Benchmark

REX Library

Input text

The text file for this benchmark is a version of concatenated Linux howto document. The file size is 39,422,105 bytes.

Patterns

  1. URI (protocol://server/path): ([a-zA-Z][a-zA-Z0-9]*)://([^ /]+)(/[^ ]*)?
  2. Email (name@server): ([^ @]+)@([^ @]+)
  3. Date (month/day/year): ([0-9][0-9]?)/([0-9][0-9]?)/([0-9][0-9]([0-9][0-9])?)
  4. URI|Email: ([a-zA-Z][a-zA-Z0-9]*)://([^ /]+)(/[^ ]*)?|([^ @]+)@([^ @]+)

Matching

We will compare the performance of REX Grep with the standard grep program distributed with all Linux systems.
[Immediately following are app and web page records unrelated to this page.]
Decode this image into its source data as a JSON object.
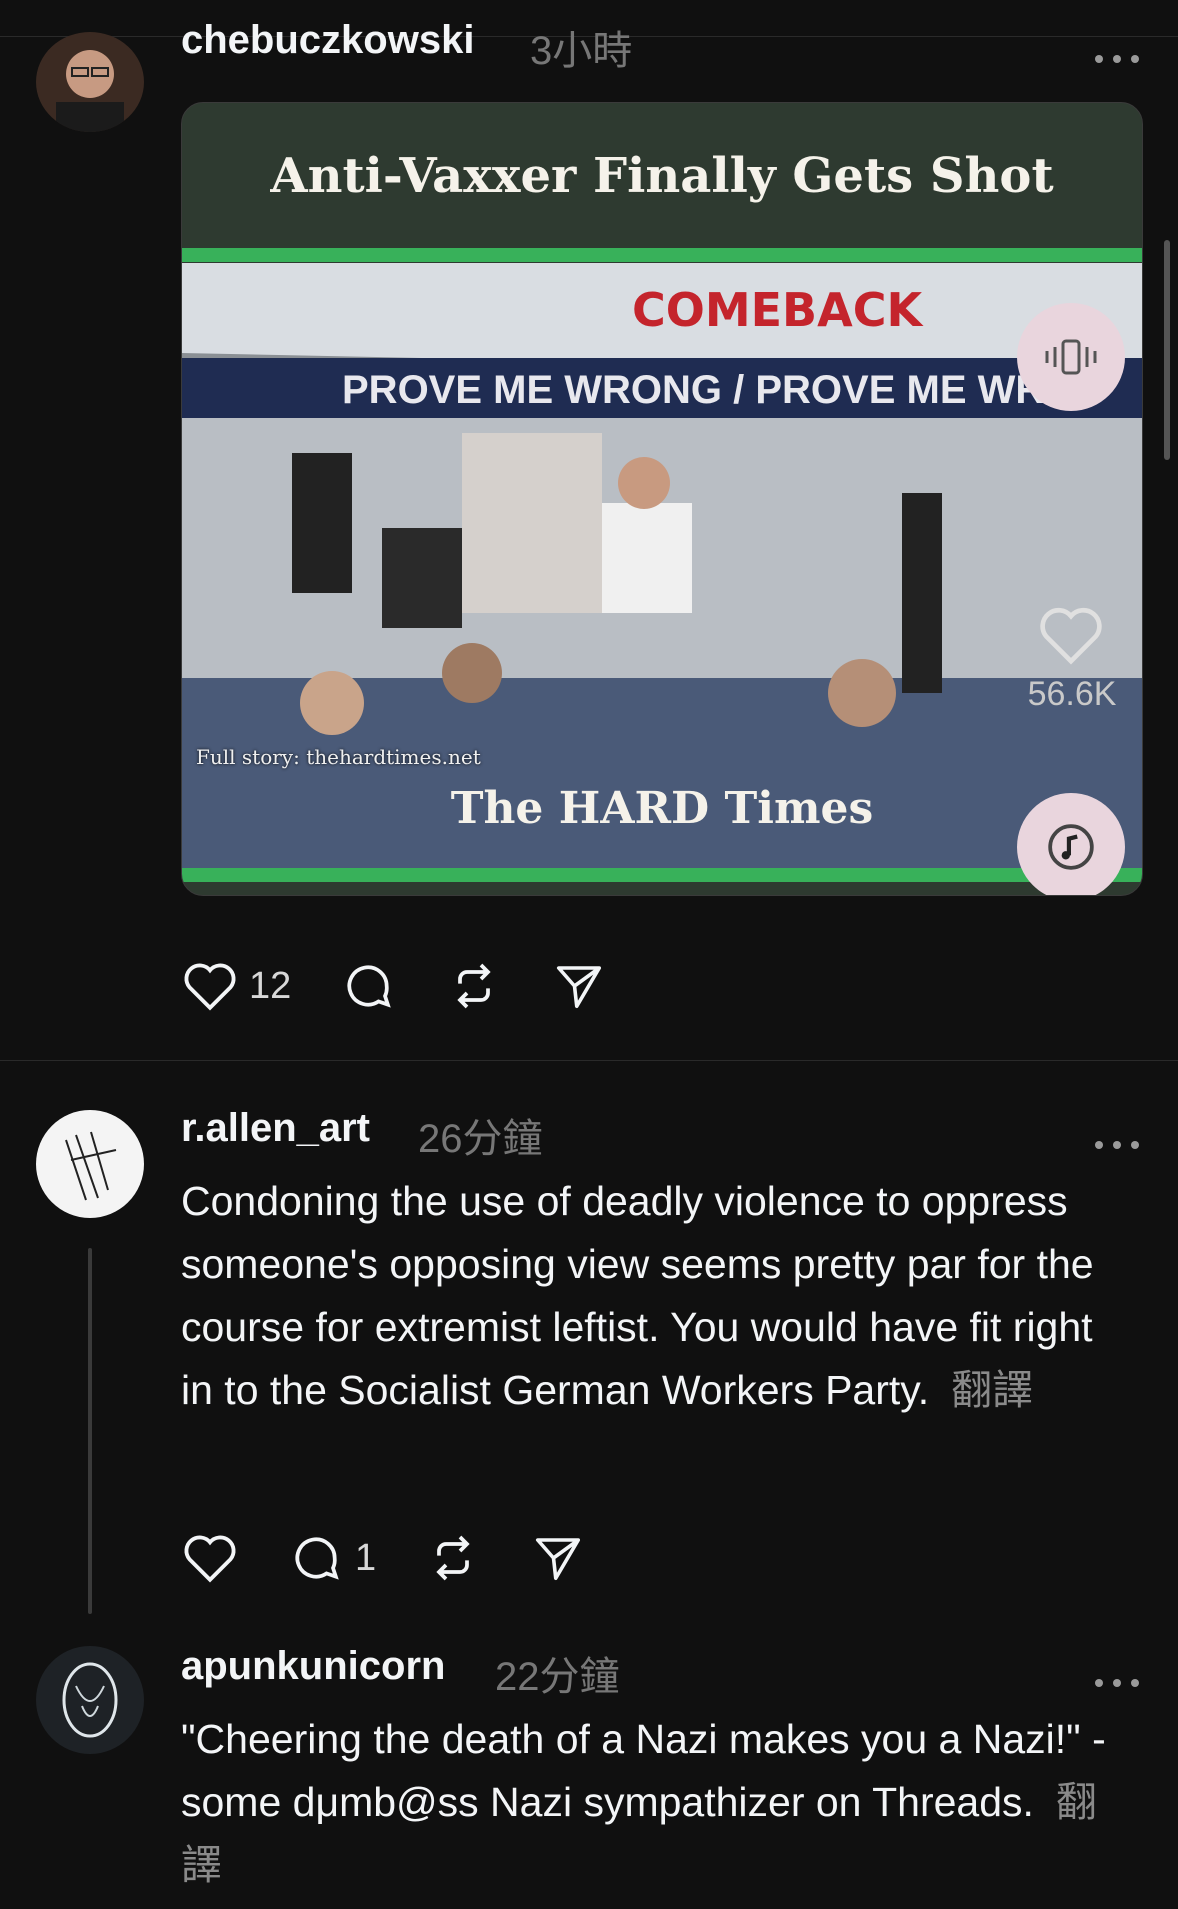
{
  "posts": [
    {
      "username": "chebuczkowski",
      "timestamp": "3小時",
      "media": {
        "title": "Anti-Vaxxer Finally Gets Shot",
        "caption": "Full story: thehardtimes.net",
        "brand": "The HARD Times",
        "tent_text_1": "COMEBACK",
        "tent_text_2": "PROVE ME WRONG / PROVE ME WRO",
        "overlay_likes": "56.6K"
      },
      "likes": "12"
    },
    {
      "username": "r.allen_art",
      "timestamp": "26分鐘",
      "text": "Condoning the use of deadly violence to oppress someone's opposing view seems pretty par for the course for extremist leftist. You would have fit right in to the Socialist German Workers Party.",
      "translate": "翻譯",
      "replies": "1"
    },
    {
      "username": "apunkunicorn",
      "timestamp": "22分鐘",
      "text": "\"Cheering the death of a Nazi makes you a Nazi!\" - some dμmb@ss Nazi sympathizer on Threads.",
      "translate": "翻譯"
    }
  ],
  "colors": {
    "background": "#101010",
    "accent_green": "#38b15a",
    "card_bg": "#2e3a30"
  }
}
Note: All results are measured in seconds.

All matching is done using the patterns above with the sample text file.
# bzcat howto.bz2 > howto.txt
# time rexgrep -e "([a-zA-Z][a-zA-Z0-9]*)://([^ /]+)(/[^ ]*)?" howto.txt
# time egrep -e "([a-zA-Z][a-zA-Z0-9]*)://([^ /]+)(/[^ ]*)?" howto.txt

Results

Library/programURIEmailDateURI|Email
rexgrep2.43.00.24.6
egrep1.91.60.615.7

When using the union operator '|' the performance of egrep is much worse compared to its performance without the operarot '|'. REX grep performs consistently with and without the operator '|', we will also show that even with a union of thousands of regular expressions the performance is close to the performance with a single regular expression without using the union operator.

Large number of regular expressions

For this test we will generate a union of thousands of regular expressions using the standard antivirus test string eicar. The union is about 15,000 variations of the string and looks like this:

aaO\!P\%\@AP\[4\\PZX54\(P\^\)7CC\)7\}\$E[I-J]CAR-[S-V]TANDARD-[A-E]NTIVIRUS-TEST-FILE\!\$H\+H\*|
aaO\!P\%\@AP\[4\\PZX54\(P\^\)7CC\)7\}\$E[I-J]CAR-[S-V]TANDARD-[A-E]NTIVIRVS-TEST-FILE\!\$H\+H\*|
aaO\!P\%\@AP\[4\\PZX54\(P\^\)7CC\)7\}\$E[I-J]CAR-[S-V]TANDARD-[A-E]NTIVIRWS-TEST-FILE\!\$H\+H\*|
...
This is the entire eicar-regex.txt file and the eicar-gen.sh script that generated it.

1. Lets add the eicar string to the end of the test file:

# echo 'X5O!P%@AP[4\PZX54(P^)7CC)7}$EICAR-STANDARD-ANTIVIRUS-TEST-FILE!$H+H*' >> howto.txt
2. Next we will compile the large regular expression file eicar-regex.txt to Deterministic Finite Automata (DFA) binary representation, so we can accurately measure only the time for searching.
# rexgrep -f eicar-regex.txt -c -b eicar-regex.bin
3. Use the binary file to search in our test file.
# time rexgrep -b eicar-regex.bin howto.txt
X5O!P%@AP[4\PZX54(P^)7CC)7}$EICAR-STANDARD-ANTIVIRUS-TEST-FILE!$H+H*

real	0m0.193s
user	0m0.160s
sys	0m0.030s

This results in about 200 MB/sec. If you experiment with different number of regular expressions you will notice that the performance doesn't change. For example, the speed stays the same even if the number of regular expressions is doubled to 30,000.